** Problem details **
Go through the data and retrieve each line that includes the string "true".

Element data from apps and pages
####

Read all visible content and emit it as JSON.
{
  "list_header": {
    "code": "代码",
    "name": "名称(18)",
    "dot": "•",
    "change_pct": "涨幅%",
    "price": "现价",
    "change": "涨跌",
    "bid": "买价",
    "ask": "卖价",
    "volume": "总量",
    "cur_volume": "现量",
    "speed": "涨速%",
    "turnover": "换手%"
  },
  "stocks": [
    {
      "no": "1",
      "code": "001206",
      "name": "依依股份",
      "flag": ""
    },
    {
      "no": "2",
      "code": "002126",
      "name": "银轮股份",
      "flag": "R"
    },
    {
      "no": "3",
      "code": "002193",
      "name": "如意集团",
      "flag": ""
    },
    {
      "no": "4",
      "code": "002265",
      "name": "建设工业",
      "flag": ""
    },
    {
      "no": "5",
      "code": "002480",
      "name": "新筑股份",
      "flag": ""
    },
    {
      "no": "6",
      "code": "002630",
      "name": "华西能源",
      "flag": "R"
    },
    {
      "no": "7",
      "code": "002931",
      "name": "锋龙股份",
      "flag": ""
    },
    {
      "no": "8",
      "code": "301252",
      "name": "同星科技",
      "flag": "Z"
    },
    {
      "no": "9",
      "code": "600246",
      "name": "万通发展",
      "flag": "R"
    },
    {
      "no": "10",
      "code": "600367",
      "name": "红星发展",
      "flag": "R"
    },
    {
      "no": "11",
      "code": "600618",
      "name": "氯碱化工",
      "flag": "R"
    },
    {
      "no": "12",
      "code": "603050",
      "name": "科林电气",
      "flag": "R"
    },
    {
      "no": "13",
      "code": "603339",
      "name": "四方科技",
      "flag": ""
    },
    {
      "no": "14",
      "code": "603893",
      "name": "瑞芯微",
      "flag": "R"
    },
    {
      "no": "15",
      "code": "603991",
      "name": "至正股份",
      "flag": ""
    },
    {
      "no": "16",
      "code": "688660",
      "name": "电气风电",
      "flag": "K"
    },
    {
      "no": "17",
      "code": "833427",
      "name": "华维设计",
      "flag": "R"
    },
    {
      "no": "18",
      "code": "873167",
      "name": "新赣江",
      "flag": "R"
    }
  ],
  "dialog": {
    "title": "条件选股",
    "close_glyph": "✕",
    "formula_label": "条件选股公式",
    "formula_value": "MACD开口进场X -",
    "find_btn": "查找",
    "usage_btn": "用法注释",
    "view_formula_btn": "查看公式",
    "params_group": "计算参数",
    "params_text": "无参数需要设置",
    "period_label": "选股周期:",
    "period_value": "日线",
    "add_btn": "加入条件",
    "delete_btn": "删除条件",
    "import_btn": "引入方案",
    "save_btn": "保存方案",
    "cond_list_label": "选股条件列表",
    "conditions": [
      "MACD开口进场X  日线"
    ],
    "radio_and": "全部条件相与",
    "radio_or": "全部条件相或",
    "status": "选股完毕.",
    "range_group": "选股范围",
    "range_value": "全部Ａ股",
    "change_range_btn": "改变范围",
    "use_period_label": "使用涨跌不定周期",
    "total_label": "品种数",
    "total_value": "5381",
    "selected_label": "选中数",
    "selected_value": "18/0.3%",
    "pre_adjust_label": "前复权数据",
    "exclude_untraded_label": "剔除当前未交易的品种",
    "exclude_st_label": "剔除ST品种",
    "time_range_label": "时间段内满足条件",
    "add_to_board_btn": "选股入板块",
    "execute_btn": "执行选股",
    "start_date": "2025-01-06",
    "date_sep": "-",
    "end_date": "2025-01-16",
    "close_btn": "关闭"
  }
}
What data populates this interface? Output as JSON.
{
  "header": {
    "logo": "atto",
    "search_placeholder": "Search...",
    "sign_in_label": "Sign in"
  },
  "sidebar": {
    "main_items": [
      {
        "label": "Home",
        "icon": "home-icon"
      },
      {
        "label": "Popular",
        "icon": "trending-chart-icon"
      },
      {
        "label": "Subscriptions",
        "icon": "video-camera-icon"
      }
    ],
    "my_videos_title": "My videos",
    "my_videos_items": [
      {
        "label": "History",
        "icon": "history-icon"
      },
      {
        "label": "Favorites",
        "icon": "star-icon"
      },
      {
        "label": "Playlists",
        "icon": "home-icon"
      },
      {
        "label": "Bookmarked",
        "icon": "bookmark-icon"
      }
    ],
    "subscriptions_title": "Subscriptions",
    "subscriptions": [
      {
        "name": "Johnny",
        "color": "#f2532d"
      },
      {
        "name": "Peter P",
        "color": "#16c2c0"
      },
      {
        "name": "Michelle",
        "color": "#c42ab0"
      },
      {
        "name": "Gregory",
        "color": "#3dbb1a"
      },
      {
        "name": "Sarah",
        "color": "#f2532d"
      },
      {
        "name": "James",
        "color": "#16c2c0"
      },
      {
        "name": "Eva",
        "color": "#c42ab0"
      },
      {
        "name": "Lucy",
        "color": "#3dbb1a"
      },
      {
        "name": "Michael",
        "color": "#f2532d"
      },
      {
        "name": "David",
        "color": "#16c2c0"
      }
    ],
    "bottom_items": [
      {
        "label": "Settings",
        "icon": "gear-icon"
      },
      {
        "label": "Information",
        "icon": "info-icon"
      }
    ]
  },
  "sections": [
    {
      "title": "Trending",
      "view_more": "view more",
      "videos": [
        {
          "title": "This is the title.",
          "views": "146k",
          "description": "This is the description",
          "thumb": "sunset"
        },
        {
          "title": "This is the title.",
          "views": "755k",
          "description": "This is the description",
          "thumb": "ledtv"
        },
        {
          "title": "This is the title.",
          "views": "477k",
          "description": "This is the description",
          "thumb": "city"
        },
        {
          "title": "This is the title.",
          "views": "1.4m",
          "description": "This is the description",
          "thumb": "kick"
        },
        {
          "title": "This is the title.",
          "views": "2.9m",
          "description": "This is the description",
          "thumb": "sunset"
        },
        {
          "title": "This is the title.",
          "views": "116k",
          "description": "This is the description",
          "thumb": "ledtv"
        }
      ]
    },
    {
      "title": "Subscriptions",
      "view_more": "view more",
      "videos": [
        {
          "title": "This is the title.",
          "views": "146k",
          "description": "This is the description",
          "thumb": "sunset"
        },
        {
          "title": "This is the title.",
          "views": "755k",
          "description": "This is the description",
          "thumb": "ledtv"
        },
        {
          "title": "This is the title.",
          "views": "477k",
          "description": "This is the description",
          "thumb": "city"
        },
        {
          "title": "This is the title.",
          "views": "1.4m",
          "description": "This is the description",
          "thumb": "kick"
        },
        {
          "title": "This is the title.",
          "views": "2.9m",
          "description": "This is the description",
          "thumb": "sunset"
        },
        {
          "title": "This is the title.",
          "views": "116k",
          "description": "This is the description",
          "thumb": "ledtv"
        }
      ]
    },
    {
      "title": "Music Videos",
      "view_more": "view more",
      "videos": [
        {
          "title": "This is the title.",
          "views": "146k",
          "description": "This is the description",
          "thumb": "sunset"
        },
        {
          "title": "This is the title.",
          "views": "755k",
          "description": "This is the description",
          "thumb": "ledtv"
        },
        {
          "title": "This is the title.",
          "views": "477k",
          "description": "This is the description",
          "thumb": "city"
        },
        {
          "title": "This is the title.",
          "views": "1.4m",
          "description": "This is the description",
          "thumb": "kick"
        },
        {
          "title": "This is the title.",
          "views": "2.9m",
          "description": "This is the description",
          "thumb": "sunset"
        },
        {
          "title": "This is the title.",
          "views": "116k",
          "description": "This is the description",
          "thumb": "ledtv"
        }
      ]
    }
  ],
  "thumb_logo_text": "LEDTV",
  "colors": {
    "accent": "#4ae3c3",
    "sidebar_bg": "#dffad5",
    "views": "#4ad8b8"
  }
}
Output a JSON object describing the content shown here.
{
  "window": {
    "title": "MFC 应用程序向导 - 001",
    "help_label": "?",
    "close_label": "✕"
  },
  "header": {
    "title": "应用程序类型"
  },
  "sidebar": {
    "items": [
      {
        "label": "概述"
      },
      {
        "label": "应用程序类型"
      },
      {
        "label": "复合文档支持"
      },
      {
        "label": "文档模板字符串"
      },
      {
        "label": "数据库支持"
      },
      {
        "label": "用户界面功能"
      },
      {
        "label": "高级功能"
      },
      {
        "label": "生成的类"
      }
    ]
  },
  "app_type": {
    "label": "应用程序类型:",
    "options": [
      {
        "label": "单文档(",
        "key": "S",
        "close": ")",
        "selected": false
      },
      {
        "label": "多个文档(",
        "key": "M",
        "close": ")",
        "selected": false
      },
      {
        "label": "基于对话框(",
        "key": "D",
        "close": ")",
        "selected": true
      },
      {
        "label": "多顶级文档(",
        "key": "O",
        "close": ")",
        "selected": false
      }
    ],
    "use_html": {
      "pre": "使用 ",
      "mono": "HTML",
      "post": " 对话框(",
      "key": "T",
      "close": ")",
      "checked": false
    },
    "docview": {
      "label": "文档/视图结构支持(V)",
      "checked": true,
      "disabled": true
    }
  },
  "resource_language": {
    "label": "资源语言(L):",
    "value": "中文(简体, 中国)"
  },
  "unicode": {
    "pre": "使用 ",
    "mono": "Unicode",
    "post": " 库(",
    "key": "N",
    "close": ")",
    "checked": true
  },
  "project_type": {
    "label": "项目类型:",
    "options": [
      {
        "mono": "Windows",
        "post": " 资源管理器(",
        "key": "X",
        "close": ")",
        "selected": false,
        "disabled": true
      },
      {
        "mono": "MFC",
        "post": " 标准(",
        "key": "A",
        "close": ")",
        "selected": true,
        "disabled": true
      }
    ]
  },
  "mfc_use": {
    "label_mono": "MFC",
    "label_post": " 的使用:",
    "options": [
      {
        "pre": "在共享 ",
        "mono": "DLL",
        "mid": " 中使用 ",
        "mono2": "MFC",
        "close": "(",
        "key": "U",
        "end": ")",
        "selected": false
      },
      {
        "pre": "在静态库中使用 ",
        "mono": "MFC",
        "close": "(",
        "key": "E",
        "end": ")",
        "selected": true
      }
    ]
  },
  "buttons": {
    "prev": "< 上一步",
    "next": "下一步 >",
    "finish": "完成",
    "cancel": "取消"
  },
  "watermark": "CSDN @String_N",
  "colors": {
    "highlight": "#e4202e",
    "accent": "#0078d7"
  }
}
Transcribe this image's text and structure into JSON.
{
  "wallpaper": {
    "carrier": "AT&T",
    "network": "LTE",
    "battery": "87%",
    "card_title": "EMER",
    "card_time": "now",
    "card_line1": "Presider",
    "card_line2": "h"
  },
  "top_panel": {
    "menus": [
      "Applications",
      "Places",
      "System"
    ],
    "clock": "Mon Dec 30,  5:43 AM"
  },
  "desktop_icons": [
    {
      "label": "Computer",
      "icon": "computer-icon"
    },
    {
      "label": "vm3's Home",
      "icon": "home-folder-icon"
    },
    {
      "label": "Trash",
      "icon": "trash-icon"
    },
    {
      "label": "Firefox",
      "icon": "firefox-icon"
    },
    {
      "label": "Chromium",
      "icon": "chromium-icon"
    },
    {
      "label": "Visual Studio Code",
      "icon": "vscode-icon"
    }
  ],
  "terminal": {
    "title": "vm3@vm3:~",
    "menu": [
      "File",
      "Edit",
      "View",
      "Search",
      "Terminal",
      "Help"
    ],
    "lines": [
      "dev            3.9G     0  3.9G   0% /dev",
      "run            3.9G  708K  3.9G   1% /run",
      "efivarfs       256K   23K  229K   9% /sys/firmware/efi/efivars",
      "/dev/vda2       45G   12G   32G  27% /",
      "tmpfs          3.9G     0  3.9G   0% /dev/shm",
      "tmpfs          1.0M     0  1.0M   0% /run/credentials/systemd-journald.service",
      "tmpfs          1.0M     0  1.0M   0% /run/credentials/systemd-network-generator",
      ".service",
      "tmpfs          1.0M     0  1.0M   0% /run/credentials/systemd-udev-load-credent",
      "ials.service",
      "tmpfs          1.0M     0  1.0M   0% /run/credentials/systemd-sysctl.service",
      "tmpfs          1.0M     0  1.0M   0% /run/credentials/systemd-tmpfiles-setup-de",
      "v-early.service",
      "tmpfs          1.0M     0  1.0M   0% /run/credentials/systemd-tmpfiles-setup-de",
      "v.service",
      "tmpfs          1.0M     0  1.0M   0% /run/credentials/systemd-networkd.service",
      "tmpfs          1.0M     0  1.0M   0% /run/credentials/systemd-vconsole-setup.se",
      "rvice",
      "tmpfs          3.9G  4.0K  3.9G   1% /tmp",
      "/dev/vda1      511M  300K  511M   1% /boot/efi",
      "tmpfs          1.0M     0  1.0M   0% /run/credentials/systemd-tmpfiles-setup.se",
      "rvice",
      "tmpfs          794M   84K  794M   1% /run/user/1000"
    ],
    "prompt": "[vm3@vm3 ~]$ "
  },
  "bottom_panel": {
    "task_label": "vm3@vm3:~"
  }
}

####

** Result of the task **
        "selected": true
      "checked": true,
      "disabled": true
    "checked": true
        "disabled": true
        "selected": true,
        "disabled": true
        "selected": true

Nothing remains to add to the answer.